▶ EXERCISE DIRECTIONS:
Find the word "title" in the listing below, then return every line it appears in.

[RECORD EXTRACTS — start]

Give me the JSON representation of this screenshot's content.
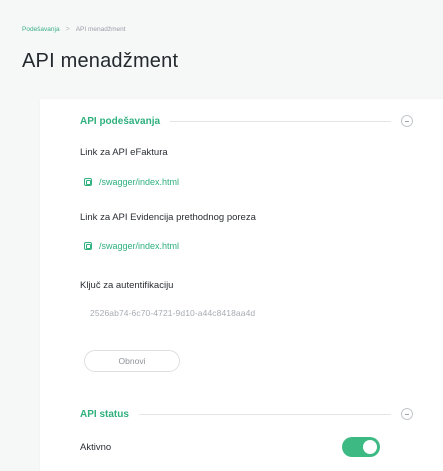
{
  "breadcrumb": {
    "items": [
      "Podešavanja",
      "API menadžment"
    ],
    "separator": ">"
  },
  "page": {
    "title": "API menadžment"
  },
  "api_settings": {
    "title": "API podešavanja",
    "efaktura": {
      "label": "Link za API eFaktura",
      "link": "/swagger/index.html"
    },
    "evidencija": {
      "label": "Link za API Evidencija prethodnog poreza",
      "link": "/swagger/index.html"
    },
    "auth_key": {
      "label": "Ključ za autentifikaciju",
      "value": "2526ab74-6c70-4721-9d10-a44c8418aa4d"
    },
    "renew_button": "Obnovi"
  },
  "api_status": {
    "title": "API status",
    "active_label": "Aktivno",
    "active": true
  },
  "colors": {
    "accent": "#2fb07d",
    "toggle_on": "#3dba83",
    "background": "#f6f7f7"
  },
  "icons": {
    "link": "copy-link-icon",
    "collapse": "collapse-icon"
  }
}
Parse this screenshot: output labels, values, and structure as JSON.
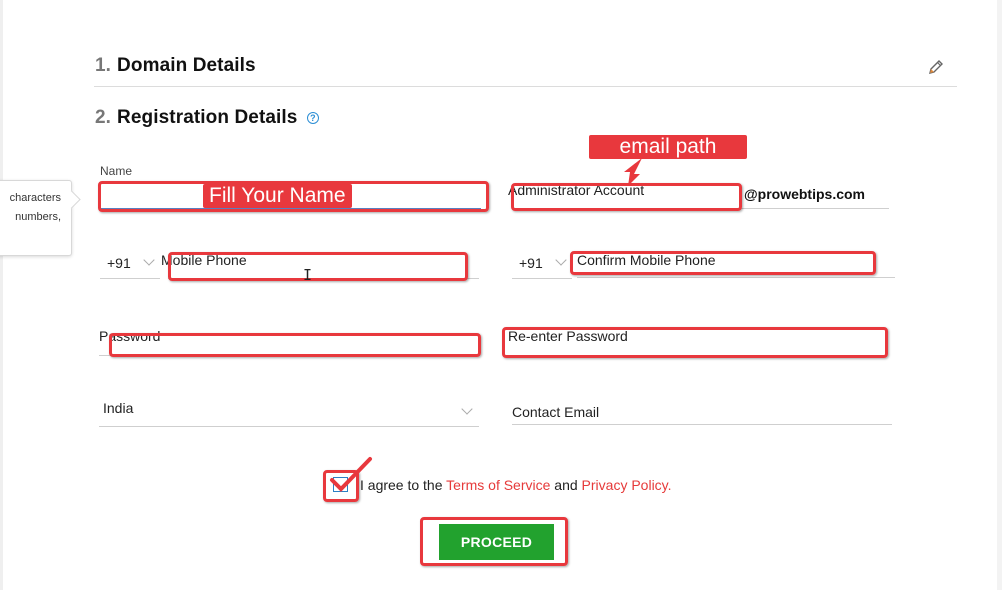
{
  "sections": {
    "domain": {
      "number": "1.",
      "title": "Domain Details",
      "edit_icon": "pencil-icon"
    },
    "registration": {
      "number": "2.",
      "title": "Registration Details",
      "help_icon": "question-circle-icon",
      "help_glyph": "?"
    }
  },
  "tooltip": {
    "line1": "characters",
    "line2": "numbers,"
  },
  "form": {
    "name": {
      "label": "Name",
      "value": ""
    },
    "admin_account": {
      "placeholder": "Administrator Account",
      "suffix": "@prowebtips.com"
    },
    "mobile": {
      "country_code": "+91",
      "placeholder": "Mobile Phone"
    },
    "confirm_mobile": {
      "country_code": "+91",
      "placeholder": "Confirm Mobile Phone"
    },
    "password": {
      "placeholder": "Password"
    },
    "reenter_password": {
      "placeholder": "Re-enter Password"
    },
    "country": {
      "selected": "India"
    },
    "contact_email": {
      "placeholder": "Contact Email"
    },
    "agree": {
      "prefix": "I agree to the",
      "terms_link": "Terms of Service",
      "conjunction": "and",
      "privacy_link": "Privacy Policy",
      "suffix": "."
    },
    "proceed_label": "PROCEED"
  },
  "annotations": {
    "fill_name": "Fill Your Name",
    "email_path": "email path"
  },
  "colors": {
    "annotation_red": "#e8383d",
    "proceed_green": "#22a22e",
    "link_red": "#e63a3a",
    "help_blue": "#2d8fd5"
  }
}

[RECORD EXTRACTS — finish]

▶ ANSWER TO THE EXERCISE:
    "title": "API menadžment"
    "title": "API podešavanja",
    "title": "API status",
      "title": "Domain Details",
      "title": "Registration Details",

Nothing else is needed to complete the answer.